- _THE PROBLEM_
For each line in the data below that holds "with", return a copy.
=== Begin Enclosure ===
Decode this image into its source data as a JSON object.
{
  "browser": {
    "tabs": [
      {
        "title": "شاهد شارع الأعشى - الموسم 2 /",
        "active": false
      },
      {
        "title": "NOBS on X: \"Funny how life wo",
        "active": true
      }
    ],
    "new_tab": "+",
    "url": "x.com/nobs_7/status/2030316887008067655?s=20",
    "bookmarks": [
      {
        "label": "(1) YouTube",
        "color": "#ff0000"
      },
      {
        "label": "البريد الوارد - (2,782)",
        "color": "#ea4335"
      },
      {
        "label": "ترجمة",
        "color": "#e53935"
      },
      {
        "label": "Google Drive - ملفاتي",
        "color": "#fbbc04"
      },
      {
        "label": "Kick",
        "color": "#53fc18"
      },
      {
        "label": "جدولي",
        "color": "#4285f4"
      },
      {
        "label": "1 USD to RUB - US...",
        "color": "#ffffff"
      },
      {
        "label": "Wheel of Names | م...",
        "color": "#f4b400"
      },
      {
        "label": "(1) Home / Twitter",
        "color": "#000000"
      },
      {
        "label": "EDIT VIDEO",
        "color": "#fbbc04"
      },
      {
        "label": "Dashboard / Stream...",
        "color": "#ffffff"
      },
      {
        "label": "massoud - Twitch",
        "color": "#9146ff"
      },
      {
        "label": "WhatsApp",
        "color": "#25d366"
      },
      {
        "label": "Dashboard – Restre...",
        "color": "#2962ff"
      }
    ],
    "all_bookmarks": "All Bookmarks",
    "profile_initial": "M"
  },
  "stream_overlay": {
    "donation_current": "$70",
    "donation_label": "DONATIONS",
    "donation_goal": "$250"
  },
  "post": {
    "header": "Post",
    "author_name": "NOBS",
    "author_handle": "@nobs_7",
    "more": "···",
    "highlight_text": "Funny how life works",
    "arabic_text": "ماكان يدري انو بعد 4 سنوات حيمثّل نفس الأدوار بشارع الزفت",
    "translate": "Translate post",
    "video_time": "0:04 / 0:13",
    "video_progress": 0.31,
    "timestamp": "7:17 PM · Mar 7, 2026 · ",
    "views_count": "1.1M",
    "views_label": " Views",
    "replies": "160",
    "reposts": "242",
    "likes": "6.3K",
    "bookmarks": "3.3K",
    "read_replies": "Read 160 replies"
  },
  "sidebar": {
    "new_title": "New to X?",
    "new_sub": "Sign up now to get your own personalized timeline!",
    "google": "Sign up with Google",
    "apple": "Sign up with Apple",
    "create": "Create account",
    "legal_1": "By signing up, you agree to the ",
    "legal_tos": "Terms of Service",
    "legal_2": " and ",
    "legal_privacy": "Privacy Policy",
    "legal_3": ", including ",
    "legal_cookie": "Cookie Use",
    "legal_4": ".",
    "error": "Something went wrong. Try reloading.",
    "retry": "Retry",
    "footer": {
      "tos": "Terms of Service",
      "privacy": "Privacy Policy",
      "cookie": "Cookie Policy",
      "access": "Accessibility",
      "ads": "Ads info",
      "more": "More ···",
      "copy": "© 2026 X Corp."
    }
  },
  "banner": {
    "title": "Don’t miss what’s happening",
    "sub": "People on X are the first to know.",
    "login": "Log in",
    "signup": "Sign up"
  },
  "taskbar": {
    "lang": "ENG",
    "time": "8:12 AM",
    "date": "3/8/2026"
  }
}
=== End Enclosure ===
- _EXERCISE RESULT_
    "google": "Sign up with Google",
    "apple": "Sign up with Apple",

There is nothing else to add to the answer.